(DATA)
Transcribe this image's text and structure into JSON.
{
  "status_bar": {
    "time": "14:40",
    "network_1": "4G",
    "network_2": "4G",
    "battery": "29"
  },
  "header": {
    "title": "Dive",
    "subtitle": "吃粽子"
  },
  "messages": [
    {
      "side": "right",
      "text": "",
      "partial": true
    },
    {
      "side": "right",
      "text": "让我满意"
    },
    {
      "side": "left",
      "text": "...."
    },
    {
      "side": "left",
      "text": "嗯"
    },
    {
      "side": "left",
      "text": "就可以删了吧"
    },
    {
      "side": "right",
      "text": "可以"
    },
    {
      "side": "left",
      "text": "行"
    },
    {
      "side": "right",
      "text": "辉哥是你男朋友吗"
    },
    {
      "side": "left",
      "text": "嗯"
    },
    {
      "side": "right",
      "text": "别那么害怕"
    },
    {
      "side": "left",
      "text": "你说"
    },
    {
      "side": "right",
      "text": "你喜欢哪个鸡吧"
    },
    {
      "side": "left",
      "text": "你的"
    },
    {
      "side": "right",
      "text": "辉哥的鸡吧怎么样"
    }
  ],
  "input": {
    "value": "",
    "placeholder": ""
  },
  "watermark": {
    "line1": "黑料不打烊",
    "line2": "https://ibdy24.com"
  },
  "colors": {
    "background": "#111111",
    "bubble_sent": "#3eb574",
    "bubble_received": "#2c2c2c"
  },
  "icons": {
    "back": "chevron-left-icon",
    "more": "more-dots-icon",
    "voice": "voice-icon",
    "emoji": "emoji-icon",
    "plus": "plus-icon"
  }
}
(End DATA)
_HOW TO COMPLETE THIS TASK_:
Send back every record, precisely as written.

_SOLUTION FOR THIS EXERCISE_:
Transcribe this image's text and structure into JSON.
{
  "status_bar": {
    "time": "14:40",
    "network_1": "4G",
    "network_2": "4G",
    "battery": "29"
  },
  "header": {
    "title": "Dive",
    "subtitle": "吃粽子"
  },
  "messages": [
    {
      "side": "right",
      "text": "",
      "partial": true
    },
    {
      "side": "right",
      "text": "让我满意"
    },
    {
      "side": "left",
      "text": "...."
    },
    {
      "side": "left",
      "text": "嗯"
    },
    {
      "side": "left",
      "text": "就可以删了吧"
    },
    {
      "side": "right",
      "text": "可以"
    },
    {
      "side": "left",
      "text": "行"
    },
    {
      "side": "right",
      "text": "辉哥是你男朋友吗"
    },
    {
      "side": "left",
      "text": "嗯"
    },
    {
      "side": "right",
      "text": "别那么害怕"
    },
    {
      "side": "left",
      "text": "你说"
    },
    {
      "side": "right",
      "text": "你喜欢哪个鸡吧"
    },
    {
      "side": "left",
      "text": "你的"
    },
    {
      "side": "right",
      "text": "辉哥的鸡吧怎么样"
    }
  ],
  "input": {
    "value": "",
    "placeholder": ""
  },
  "watermark": {
    "line1": "黑料不打烊",
    "line2": "https://ibdy24.com"
  },
  "colors": {
    "background": "#111111",
    "bubble_sent": "#3eb574",
    "bubble_received": "#2c2c2c"
  },
  "icons": {
    "back": "chevron-left-icon",
    "more": "more-dots-icon",
    "voice": "voice-icon",
    "emoji": "emoji-icon",
    "plus": "plus-icon"
  }
}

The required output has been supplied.